In the evangelical world, we often claim that we care about character, but too often this amounts to nothing more than surface level box-checking on hot button policies. Often times, that is all we can look at or know. But we need to be wary of a feverish tribalism which embraces anyone who self-identifies as evangelical, or who happens to cite the Bible.
Every so often, a friend and I indulge a favorite argument. The debate is over what matters more when it comes to leadership: Character, or competence? While we both have similar worldviews, I have contended that character matters more, while my friend argues for the greater worth of competence.
Regardless of worldview or political orientation, I believe most Americans would side with me, at least when it comes to elections—which is, of course, meaningless as far as substantiating my argument. Furthermore, I suspect most citizens sense their own incompetency to act as a judge or arbiter over the competency of a political (or business) leader. That is neither their field nor expertise. However, every person has been perpetually engaged, since the day they were born, in exercising their powers of character assessment. We do this constantly. We have to, as socially dependent creatures.
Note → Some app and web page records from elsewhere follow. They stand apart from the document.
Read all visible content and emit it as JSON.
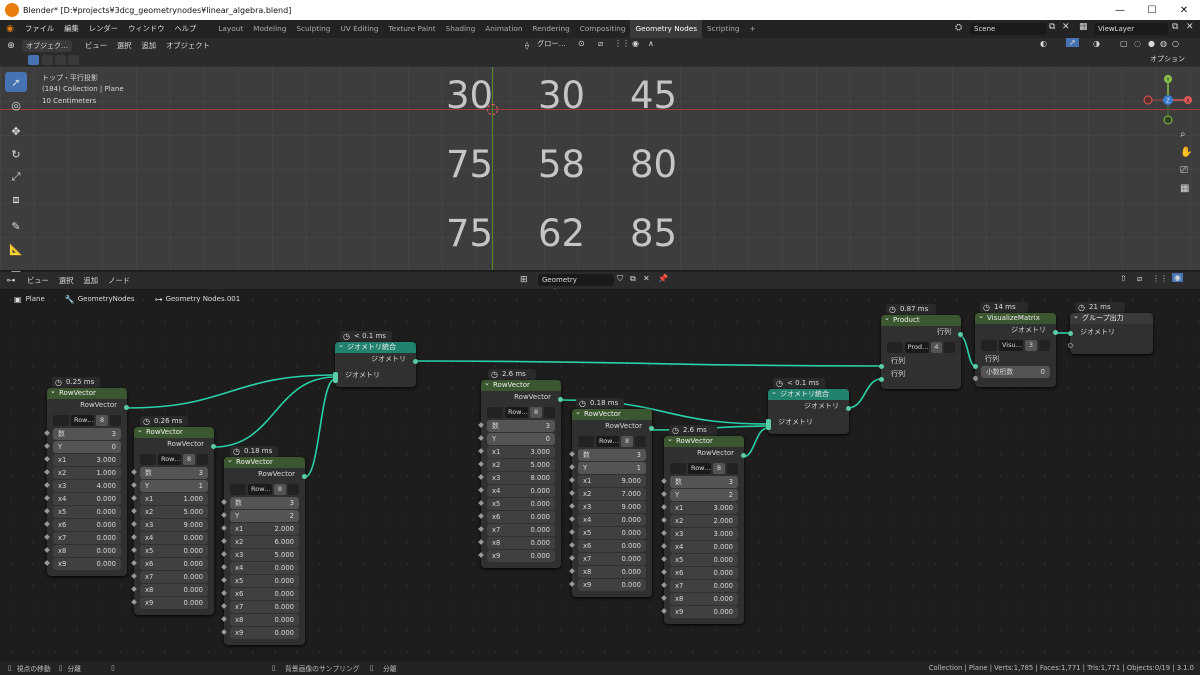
{
  "window": {
    "title": "Blender* [D:¥projects¥3dcg_geometrynodes¥linear_algebra.blend]",
    "min": "—",
    "max": "☐",
    "close": "✕"
  },
  "menu": {
    "items": [
      "ファイル",
      "編集",
      "レンダー",
      "ウィンドウ",
      "ヘルプ"
    ],
    "workspaces": [
      "Layout",
      "Modeling",
      "Sculpting",
      "UV Editing",
      "Texture Paint",
      "Shading",
      "Animation",
      "Rendering",
      "Compositing",
      "Geometry Nodes",
      "Scripting"
    ],
    "add_ws": "+",
    "scene": "Scene",
    "viewlayer": "ViewLayer"
  },
  "viewport_header": {
    "mode": "オブジェク…",
    "items": [
      "ビュー",
      "選択",
      "追加",
      "オブジェクト"
    ],
    "transform": "グロー…",
    "options": "オプション"
  },
  "viewport": {
    "view_name": "トップ・平行投影",
    "collection": "(184) Collection | Plane",
    "scale": "10 Centimeters",
    "matrix": [
      [
        "30",
        "30",
        "45"
      ],
      [
        "75",
        "58",
        "80"
      ],
      [
        "75",
        "62",
        "85"
      ]
    ],
    "gizmo": {
      "y": "Y",
      "x": "X",
      "z": "Z"
    }
  },
  "node_header": {
    "items": [
      "ビュー",
      "選択",
      "追加",
      "ノード"
    ],
    "tree": "Geometry Nodes.001"
  },
  "breadcrumb": {
    "object": "Plane",
    "modifier": "GeometryNodes",
    "tree": "Geometry Nodes.001"
  },
  "nodes": {
    "rv1": {
      "time": "0.25 ms",
      "title": "RowVector",
      "out": "RowVector",
      "sel": "Row…",
      "count": "8",
      "rows": [
        [
          "数",
          "3"
        ],
        [
          "Y",
          "0"
        ],
        [
          "x1",
          "3.000"
        ],
        [
          "x2",
          "1.000"
        ],
        [
          "x3",
          "4.000"
        ],
        [
          "x4",
          "0.000"
        ],
        [
          "x5",
          "0.000"
        ],
        [
          "x6",
          "0.000"
        ],
        [
          "x7",
          "0.000"
        ],
        [
          "x8",
          "0.000"
        ],
        [
          "x9",
          "0.000"
        ]
      ]
    },
    "rv2": {
      "time": "0.26 ms",
      "title": "RowVector",
      "out": "RowVector",
      "sel": "Row…",
      "count": "8",
      "rows": [
        [
          "数",
          "3"
        ],
        [
          "Y",
          "1"
        ],
        [
          "x1",
          "1.000"
        ],
        [
          "x2",
          "5.000"
        ],
        [
          "x3",
          "9.000"
        ],
        [
          "x4",
          "0.000"
        ],
        [
          "x5",
          "0.000"
        ],
        [
          "x6",
          "0.000"
        ],
        [
          "x7",
          "0.000"
        ],
        [
          "x8",
          "0.000"
        ],
        [
          "x9",
          "0.000"
        ]
      ]
    },
    "rv3": {
      "time": "0.18 ms",
      "title": "RowVector",
      "out": "RowVector",
      "sel": "Row…",
      "count": "8",
      "rows": [
        [
          "数",
          "3"
        ],
        [
          "Y",
          "2"
        ],
        [
          "x1",
          "2.000"
        ],
        [
          "x2",
          "6.000"
        ],
        [
          "x3",
          "5.000"
        ],
        [
          "x4",
          "0.000"
        ],
        [
          "x5",
          "0.000"
        ],
        [
          "x6",
          "0.000"
        ],
        [
          "x7",
          "0.000"
        ],
        [
          "x8",
          "0.000"
        ],
        [
          "x9",
          "0.000"
        ]
      ]
    },
    "j1": {
      "time": "< 0.1 ms",
      "title": "ジオメトリ統合",
      "out": "ジオメトリ",
      "in": "ジオメトリ"
    },
    "rv4": {
      "time": "2.6 ms",
      "title": "RowVector",
      "out": "RowVector",
      "sel": "Row…",
      "count": "8",
      "rows": [
        [
          "数",
          "3"
        ],
        [
          "Y",
          "0"
        ],
        [
          "x1",
          "3.000"
        ],
        [
          "x2",
          "5.000"
        ],
        [
          "x3",
          "8.000"
        ],
        [
          "x4",
          "0.000"
        ],
        [
          "x5",
          "0.000"
        ],
        [
          "x6",
          "0.000"
        ],
        [
          "x7",
          "0.000"
        ],
        [
          "x8",
          "0.000"
        ],
        [
          "x9",
          "0.000"
        ]
      ]
    },
    "rv5": {
      "time": "0.18 ms",
      "title": "RowVector",
      "out": "RowVector",
      "sel": "Row…",
      "count": "8",
      "rows": [
        [
          "数",
          "3"
        ],
        [
          "Y",
          "1"
        ],
        [
          "x1",
          "9.000"
        ],
        [
          "x2",
          "7.000"
        ],
        [
          "x3",
          "9.000"
        ],
        [
          "x4",
          "0.000"
        ],
        [
          "x5",
          "0.000"
        ],
        [
          "x6",
          "0.000"
        ],
        [
          "x7",
          "0.000"
        ],
        [
          "x8",
          "0.000"
        ],
        [
          "x9",
          "0.000"
        ]
      ]
    },
    "rv6": {
      "time": "2.6 ms",
      "title": "RowVector",
      "out": "RowVector",
      "sel": "Row…",
      "count": "8",
      "rows": [
        [
          "数",
          "3"
        ],
        [
          "Y",
          "2"
        ],
        [
          "x1",
          "3.000"
        ],
        [
          "x2",
          "2.000"
        ],
        [
          "x3",
          "3.000"
        ],
        [
          "x4",
          "0.000"
        ],
        [
          "x5",
          "0.000"
        ],
        [
          "x6",
          "0.000"
        ],
        [
          "x7",
          "0.000"
        ],
        [
          "x8",
          "0.000"
        ],
        [
          "x9",
          "0.000"
        ]
      ]
    },
    "j2": {
      "time": "< 0.1 ms",
      "title": "ジオメトリ統合",
      "out": "ジオメトリ",
      "in": "ジオメトリ"
    },
    "prod": {
      "time": "0.87 ms",
      "title": "Product",
      "out": "行列",
      "sel": "Prod…",
      "count": "4",
      "in1": "行列",
      "in2": "行列"
    },
    "viz": {
      "time": "14 ms",
      "title": "VisualizeMatrix",
      "out": "ジオメトリ",
      "sel": "Visu…",
      "count": "3",
      "in1": "行列",
      "dec_label": "小数桁数",
      "dec_val": "0"
    },
    "gout": {
      "time": "21 ms",
      "title": "グループ出力",
      "in": "ジオメトリ"
    }
  },
  "status": {
    "left1": "視点の移動",
    "left2": "分離",
    "mid1": "背景画像のサンプリング",
    "mid2": "分離",
    "right": "Collection | Plane | Verts:1,785 | Faces:1,771 | Tris:1,771 | Objects:0/19 | 3.1.0"
  }
}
So, although I may not have a whit of knowledge about a single issue addressed by a particular candidate, I may still listen to the man or woman, and walk away supremely confident in my ability to discern what sort of man or woman they are. It is stunning how quickly and decidedly we make determinations about whether we trust someone or not. And when we have done so, we sit back, at ease, convinced that we stand on level ground with any other person when discussing this particular leader and the gamut of their policies. After all, character judgments serve as all-encompassing assessments, applying all the resources of our own life and experience against all the personhood of another. And I have yet to meet a person who does not believe himself to be an above average judge of character.
To put our initial argument on equal footing, let’s examine two case studies on either extreme. In the first case, we have a highly competent leader—let’s call him Billy—who knows how to be successful, but is entirely unscrupulous. The argument in favor of Billy is that he can at least be worked with. He won’t “gum up the works”. Billy needs to be shown why a particular decision is advantageous to his interests, but once that threshold is crossed, he makes a ready, willing, and effective ally. Billy is someone who can be counted on to act “sensibly”, who can be relied on to contribute quality work, even if the ends are consistently selfish. Those who support Billy typically do so, not out of ignorance of his corruption, but because they want to see a job done, and are entrusting the checks and balances inherent in a healthy form of democracy, or a well-monitored institution. C.S. Lewis was a proponent of democracy precisely because he believed in the Fall of Man. Because no man or woman can be trusted, it is safer to diffuse power and authority. Or, as Winston Churchill said: “Democracy is the worst form of government…except for all the others.”